> [Task details] Please output every record exactly, keeping each line as it is.

(Website and app data records)
■ ■ ■ ■ ■ ■ ■

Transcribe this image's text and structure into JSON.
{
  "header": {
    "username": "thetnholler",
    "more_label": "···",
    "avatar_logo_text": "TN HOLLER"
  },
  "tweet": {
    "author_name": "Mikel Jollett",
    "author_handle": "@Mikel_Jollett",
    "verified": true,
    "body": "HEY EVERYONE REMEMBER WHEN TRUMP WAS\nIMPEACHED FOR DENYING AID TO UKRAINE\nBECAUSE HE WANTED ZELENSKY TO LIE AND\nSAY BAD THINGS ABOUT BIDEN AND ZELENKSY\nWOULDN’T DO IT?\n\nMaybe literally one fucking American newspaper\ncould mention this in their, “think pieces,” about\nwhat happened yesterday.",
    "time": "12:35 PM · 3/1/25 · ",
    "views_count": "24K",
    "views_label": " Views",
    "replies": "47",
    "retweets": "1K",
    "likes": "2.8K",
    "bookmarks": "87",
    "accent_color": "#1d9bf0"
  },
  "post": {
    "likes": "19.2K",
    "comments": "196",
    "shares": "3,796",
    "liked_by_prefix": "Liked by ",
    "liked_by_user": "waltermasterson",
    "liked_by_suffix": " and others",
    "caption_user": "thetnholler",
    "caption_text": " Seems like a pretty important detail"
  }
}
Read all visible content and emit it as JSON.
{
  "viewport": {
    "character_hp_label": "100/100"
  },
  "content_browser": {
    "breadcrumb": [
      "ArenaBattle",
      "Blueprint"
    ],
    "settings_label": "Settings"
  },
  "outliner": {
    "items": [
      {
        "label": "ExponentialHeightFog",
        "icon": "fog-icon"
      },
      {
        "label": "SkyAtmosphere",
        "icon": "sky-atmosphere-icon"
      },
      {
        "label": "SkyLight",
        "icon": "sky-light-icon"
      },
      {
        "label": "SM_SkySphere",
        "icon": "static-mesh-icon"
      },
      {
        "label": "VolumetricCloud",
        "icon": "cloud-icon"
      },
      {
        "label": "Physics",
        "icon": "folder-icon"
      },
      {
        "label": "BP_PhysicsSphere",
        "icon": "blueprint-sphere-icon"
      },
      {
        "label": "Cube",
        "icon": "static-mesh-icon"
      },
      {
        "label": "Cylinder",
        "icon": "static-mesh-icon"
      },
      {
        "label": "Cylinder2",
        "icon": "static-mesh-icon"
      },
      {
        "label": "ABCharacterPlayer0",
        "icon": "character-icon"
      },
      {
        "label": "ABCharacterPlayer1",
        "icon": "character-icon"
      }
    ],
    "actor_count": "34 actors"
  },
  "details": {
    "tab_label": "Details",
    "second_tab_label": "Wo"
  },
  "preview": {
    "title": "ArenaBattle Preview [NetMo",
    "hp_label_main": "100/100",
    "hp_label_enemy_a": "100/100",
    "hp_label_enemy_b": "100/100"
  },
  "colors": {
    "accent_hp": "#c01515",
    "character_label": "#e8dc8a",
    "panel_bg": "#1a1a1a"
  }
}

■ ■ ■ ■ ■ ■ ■

> [Your solution]
Transcribe this image's text and structure into JSON.
{
  "header": {
    "username": "thetnholler",
    "more_label": "···",
    "avatar_logo_text": "TN HOLLER"
  },
  "tweet": {
    "author_name": "Mikel Jollett",
    "author_handle": "@Mikel_Jollett",
    "verified": true,
    "body": "HEY EVERYONE REMEMBER WHEN TRUMP WAS\nIMPEACHED FOR DENYING AID TO UKRAINE\nBECAUSE HE WANTED ZELENSKY TO LIE AND\nSAY BAD THINGS ABOUT BIDEN AND ZELENKSY\nWOULDN’T DO IT?\n\nMaybe literally one fucking American newspaper\ncould mention this in their, “think pieces,” about\nwhat happened yesterday.",
    "time": "12:35 PM · 3/1/25 · ",
    "views_count": "24K",
    "views_label": " Views",
    "replies": "47",
    "retweets": "1K",
    "likes": "2.8K",
    "bookmarks": "87",
    "accent_color": "#1d9bf0"
  },
  "post": {
    "likes": "19.2K",
    "comments": "196",
    "shares": "3,796",
    "liked_by_prefix": "Liked by ",
    "liked_by_user": "waltermasterson",
    "liked_by_suffix": " and others",
    "caption_user": "thetnholler",
    "caption_text": " Seems like a pretty important detail"
  }
}
Read all visible content and emit it as JSON.
{
  "viewport": {
    "character_hp_label": "100/100"
  },
  "content_browser": {
    "breadcrumb": [
      "ArenaBattle",
      "Blueprint"
    ],
    "settings_label": "Settings"
  },
  "outliner": {
    "items": [
      {
        "label": "ExponentialHeightFog",
        "icon": "fog-icon"
      },
      {
        "label": "SkyAtmosphere",
        "icon": "sky-atmosphere-icon"
      },
      {
        "label": "SkyLight",
        "icon": "sky-light-icon"
      },
      {
        "label": "SM_SkySphere",
        "icon": "static-mesh-icon"
      },
      {
        "label": "VolumetricCloud",
        "icon": "cloud-icon"
      },
      {
        "label": "Physics",
        "icon": "folder-icon"
      },
      {
        "label": "BP_PhysicsSphere",
        "icon": "blueprint-sphere-icon"
      },
      {
        "label": "Cube",
        "icon": "static-mesh-icon"
      },
      {
        "label": "Cylinder",
        "icon": "static-mesh-icon"
      },
      {
        "label": "Cylinder2",
        "icon": "static-mesh-icon"
      },
      {
        "label": "ABCharacterPlayer0",
        "icon": "character-icon"
      },
      {
        "label": "ABCharacterPlayer1",
        "icon": "character-icon"
      }
    ],
    "actor_count": "34 actors"
  },
  "details": {
    "tab_label": "Details",
    "second_tab_label": "Wo"
  },
  "preview": {
    "title": "ArenaBattle Preview [NetMo",
    "hp_label_main": "100/100",
    "hp_label_enemy_a": "100/100",
    "hp_label_enemy_b": "100/100"
  },
  "colors": {
    "accent_hp": "#c01515",
    "character_label": "#e8dc8a",
    "panel_bg": "#1a1a1a"
  }
}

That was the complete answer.